Source records:
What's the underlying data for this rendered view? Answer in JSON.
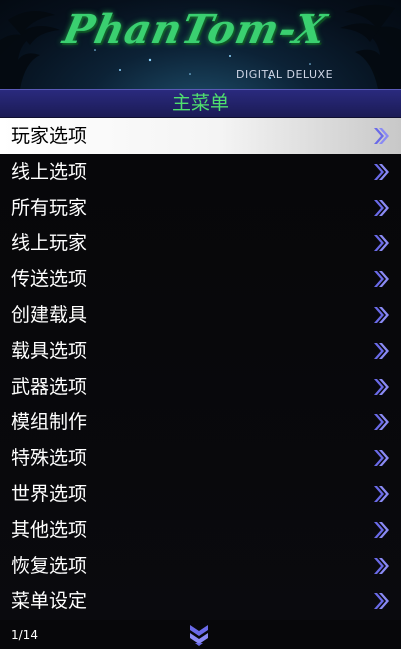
{
  "banner": {
    "logo_text": "PhanTom-X",
    "subtitle": "DIGITAL DELUXE"
  },
  "title": "主菜单",
  "items": [
    {
      "label": "玩家选项",
      "selected": true
    },
    {
      "label": "线上选项"
    },
    {
      "label": "所有玩家"
    },
    {
      "label": "线上玩家"
    },
    {
      "label": "传送选项"
    },
    {
      "label": "创建载具"
    },
    {
      "label": "载具选项"
    },
    {
      "label": "武器选项"
    },
    {
      "label": "模组制作"
    },
    {
      "label": "特殊选项"
    },
    {
      "label": "世界选项"
    },
    {
      "label": "其他选项"
    },
    {
      "label": "恢复选项"
    },
    {
      "label": "菜单设定"
    }
  ],
  "footer": {
    "counter": "1/14",
    "scroll_icon": "chevron-down-icon"
  },
  "colors": {
    "accent": "#4fe06e",
    "title_bar": "#24246c",
    "chevron": "#6a6ae8",
    "selected_bg": "#f4f4f4"
  }
}
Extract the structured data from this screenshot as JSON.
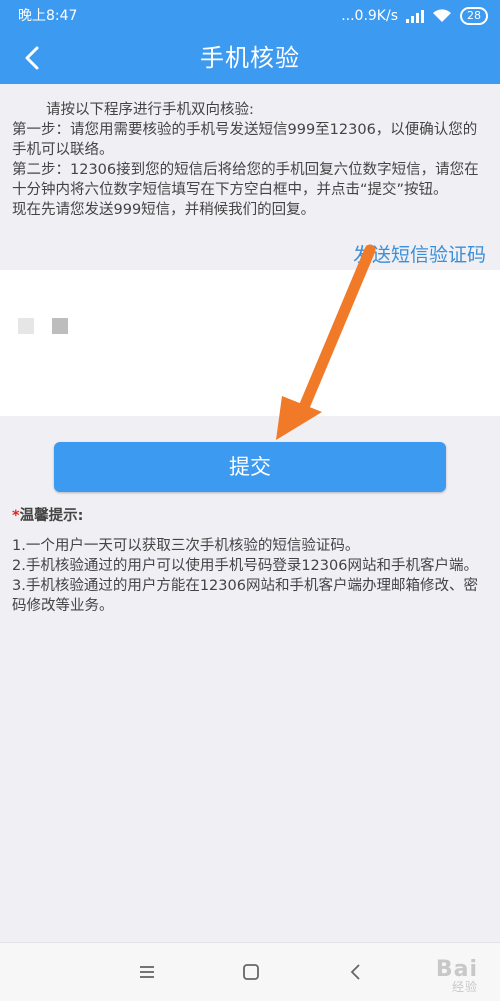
{
  "status_bar": {
    "time": "晚上8:47",
    "speed": "...0.9K/s",
    "battery": "28"
  },
  "header": {
    "title": "手机核验"
  },
  "intro": {
    "line1": "请按以下程序进行手机双向核验:",
    "step1": "第一步：请您用需要核验的手机号发送短信999至12306，以便确认您的手机可以联络。",
    "step2": "第二步：12306接到您的短信后将给您的手机回复六位数字短信，请您在十分钟内将六位数字短信填写在下方空白框中，并点击“提交”按钮。",
    "step3": "现在先请您发送999短信，并稍候我们的回复。"
  },
  "send_code_label": "发送短信验证码",
  "submit_label": "提交",
  "tips": {
    "star": "*",
    "title": "温馨提示:",
    "items": [
      "1.一个用户一天可以获取三次手机核验的短信验证码。",
      "2.手机核验通过的用户可以使用手机号码登录12306网站和手机客户端。",
      "3.手机核验通过的用户方能在12306网站和手机客户端办理邮箱修改、密码修改等业务。"
    ]
  },
  "watermark": {
    "brand": "Bai",
    "sub": "经验"
  },
  "colors": {
    "primary": "#3c9af0",
    "link": "#3b8fd8",
    "arrow": "#f07a28",
    "star": "#e2231a"
  }
}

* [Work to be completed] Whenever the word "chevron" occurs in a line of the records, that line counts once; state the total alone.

* [Answer section] 2